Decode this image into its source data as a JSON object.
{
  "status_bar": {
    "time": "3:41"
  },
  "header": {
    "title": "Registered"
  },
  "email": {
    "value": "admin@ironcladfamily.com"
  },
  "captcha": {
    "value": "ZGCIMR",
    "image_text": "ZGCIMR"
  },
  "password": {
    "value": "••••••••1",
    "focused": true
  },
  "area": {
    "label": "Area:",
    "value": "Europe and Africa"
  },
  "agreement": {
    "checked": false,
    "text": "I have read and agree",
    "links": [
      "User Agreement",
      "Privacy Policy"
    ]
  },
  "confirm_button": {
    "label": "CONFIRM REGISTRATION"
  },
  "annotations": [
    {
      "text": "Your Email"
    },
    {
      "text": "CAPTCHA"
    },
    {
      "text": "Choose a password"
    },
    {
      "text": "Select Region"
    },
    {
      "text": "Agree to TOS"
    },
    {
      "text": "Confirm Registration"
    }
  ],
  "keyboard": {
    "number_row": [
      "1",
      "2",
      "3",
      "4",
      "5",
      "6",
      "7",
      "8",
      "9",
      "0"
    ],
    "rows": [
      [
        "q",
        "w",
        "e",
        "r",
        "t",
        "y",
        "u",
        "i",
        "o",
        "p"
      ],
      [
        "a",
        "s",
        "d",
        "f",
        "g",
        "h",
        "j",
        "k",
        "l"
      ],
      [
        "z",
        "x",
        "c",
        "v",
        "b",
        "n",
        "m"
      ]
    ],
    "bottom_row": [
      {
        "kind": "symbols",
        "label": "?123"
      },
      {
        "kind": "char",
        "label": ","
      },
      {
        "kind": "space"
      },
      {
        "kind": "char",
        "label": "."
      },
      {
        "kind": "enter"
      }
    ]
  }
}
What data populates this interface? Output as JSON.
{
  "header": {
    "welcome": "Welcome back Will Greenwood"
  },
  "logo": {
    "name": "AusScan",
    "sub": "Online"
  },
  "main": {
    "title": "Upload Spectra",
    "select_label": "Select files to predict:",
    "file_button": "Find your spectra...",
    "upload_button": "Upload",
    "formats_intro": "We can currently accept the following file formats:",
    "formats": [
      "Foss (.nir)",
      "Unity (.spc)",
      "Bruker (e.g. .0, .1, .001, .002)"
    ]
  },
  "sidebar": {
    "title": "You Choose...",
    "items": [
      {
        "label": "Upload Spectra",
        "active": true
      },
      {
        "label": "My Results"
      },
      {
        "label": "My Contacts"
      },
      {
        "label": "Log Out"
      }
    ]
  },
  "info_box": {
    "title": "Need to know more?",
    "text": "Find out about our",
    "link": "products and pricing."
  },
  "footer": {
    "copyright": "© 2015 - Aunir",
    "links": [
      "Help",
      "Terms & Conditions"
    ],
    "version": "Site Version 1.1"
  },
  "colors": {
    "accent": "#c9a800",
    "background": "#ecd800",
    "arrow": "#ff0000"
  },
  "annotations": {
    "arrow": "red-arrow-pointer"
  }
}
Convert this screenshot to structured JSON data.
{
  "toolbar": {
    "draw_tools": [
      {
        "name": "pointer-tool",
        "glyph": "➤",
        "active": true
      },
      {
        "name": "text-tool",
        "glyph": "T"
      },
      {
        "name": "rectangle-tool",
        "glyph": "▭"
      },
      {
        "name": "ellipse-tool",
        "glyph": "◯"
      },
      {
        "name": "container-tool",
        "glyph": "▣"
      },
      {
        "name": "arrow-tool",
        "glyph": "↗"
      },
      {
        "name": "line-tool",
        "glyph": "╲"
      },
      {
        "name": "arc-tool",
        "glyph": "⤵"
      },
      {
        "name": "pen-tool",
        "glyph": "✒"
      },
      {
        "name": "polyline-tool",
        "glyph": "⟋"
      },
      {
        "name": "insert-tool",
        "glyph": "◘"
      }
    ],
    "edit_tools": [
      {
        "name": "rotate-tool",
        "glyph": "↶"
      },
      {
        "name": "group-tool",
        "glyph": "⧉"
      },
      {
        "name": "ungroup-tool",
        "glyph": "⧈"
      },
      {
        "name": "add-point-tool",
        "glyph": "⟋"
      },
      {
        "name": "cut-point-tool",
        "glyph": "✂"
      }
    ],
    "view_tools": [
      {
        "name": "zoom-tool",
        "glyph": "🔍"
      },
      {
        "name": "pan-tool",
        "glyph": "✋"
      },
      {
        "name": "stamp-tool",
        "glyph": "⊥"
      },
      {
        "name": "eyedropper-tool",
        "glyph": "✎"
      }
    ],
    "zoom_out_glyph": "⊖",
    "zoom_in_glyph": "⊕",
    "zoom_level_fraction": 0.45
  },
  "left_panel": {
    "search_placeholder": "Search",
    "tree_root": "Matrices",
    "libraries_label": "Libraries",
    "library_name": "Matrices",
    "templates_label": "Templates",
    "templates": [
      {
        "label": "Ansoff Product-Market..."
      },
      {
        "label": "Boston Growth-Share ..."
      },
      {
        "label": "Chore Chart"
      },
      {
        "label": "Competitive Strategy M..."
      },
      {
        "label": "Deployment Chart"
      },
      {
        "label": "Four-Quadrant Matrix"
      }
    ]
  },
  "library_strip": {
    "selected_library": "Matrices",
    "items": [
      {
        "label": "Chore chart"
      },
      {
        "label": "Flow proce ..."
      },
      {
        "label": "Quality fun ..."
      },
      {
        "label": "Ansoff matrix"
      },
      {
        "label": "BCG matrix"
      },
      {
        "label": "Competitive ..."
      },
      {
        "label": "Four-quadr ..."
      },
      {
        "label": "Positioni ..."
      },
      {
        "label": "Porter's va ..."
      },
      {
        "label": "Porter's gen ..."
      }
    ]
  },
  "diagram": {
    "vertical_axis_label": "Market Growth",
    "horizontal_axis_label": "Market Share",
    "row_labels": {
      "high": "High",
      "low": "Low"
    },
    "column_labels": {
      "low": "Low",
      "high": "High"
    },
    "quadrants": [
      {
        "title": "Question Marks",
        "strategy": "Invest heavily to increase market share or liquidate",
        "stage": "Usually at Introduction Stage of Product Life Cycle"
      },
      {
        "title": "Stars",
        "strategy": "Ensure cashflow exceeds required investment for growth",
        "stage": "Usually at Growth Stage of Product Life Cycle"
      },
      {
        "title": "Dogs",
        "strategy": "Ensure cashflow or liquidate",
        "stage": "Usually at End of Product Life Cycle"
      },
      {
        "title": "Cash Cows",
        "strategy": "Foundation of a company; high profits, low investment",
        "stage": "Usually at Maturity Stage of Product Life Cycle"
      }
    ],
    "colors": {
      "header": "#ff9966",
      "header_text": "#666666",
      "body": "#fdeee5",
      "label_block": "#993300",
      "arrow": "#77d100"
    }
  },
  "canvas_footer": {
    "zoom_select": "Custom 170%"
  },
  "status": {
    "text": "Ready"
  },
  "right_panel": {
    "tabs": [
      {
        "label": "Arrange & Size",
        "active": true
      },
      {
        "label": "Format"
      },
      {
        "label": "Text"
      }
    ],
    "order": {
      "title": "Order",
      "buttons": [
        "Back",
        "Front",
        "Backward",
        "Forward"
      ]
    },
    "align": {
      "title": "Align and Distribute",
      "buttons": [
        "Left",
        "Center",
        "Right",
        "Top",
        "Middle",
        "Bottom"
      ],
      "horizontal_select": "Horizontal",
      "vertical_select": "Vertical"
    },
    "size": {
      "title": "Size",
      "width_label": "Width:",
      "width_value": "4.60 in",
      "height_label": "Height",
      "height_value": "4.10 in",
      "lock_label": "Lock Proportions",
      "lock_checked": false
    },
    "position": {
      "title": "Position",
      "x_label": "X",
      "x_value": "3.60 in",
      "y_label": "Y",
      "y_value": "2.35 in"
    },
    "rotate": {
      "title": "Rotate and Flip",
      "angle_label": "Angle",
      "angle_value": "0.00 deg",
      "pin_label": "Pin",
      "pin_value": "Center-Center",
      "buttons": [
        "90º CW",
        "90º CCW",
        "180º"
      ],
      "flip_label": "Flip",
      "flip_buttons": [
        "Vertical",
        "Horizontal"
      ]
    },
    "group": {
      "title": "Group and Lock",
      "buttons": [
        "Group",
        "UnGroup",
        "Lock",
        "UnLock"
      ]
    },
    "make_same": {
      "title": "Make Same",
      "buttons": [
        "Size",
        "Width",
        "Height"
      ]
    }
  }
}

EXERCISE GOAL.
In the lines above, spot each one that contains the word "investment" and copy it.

ANSWER SPACE.
        "strategy": "Ensure cashflow exceeds required investment for growth",
        "strategy": "Foundation of a company; high profits, low investment",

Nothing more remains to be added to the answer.